[DATA TO USE Boundary: Start]

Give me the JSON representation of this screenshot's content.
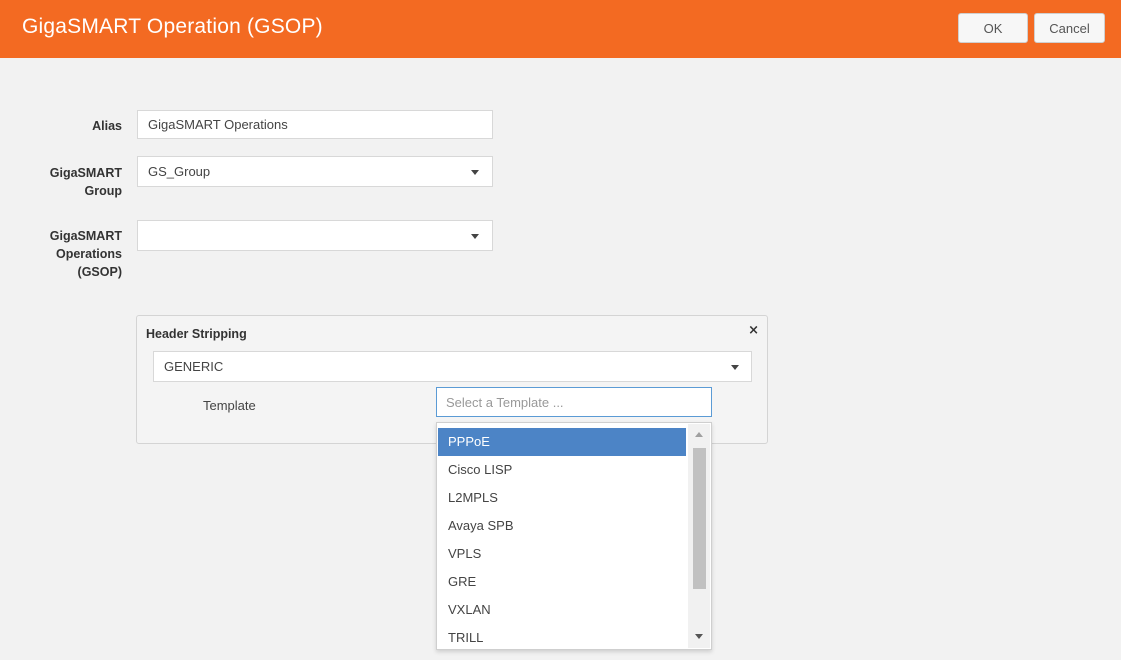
{
  "header": {
    "title": "GigaSMART Operation (GSOP)",
    "ok_label": "OK",
    "cancel_label": "Cancel"
  },
  "form": {
    "alias_label": "Alias",
    "alias_value": "GigaSMART Operations",
    "group_label_line1": "GigaSMART",
    "group_label_line2": "Group",
    "group_value": "GS_Group",
    "gsop_label_line1": "GigaSMART",
    "gsop_label_line2": "Operations",
    "gsop_label_line3": "(GSOP)",
    "gsop_value": ""
  },
  "panel": {
    "title": "Header Stripping",
    "close_glyph": "×",
    "type_value": "GENERIC",
    "template_label": "Template",
    "template_placeholder": "Select a Template ..."
  },
  "dropdown": {
    "options": [
      "PPPoE",
      "Cisco LISP",
      "L2MPLS",
      "Avaya SPB",
      "VPLS",
      "GRE",
      "VXLAN",
      "TRILL"
    ],
    "selected": "PPPoE"
  },
  "colors": {
    "header": "#f36a22",
    "selection": "#4c84c6",
    "focus": "#5b9bd5"
  },
  "icons": {
    "caret": "chevron-down-icon",
    "close": "close-icon"
  }
}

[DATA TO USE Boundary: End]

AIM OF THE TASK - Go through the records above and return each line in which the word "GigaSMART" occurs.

ANSWER -
    "title": "GigaSMART Operation (GSOP)",
    "alias_value": "GigaSMART Operations",
    "group_label_line1": "GigaSMART",
    "gsop_label_line1": "GigaSMART",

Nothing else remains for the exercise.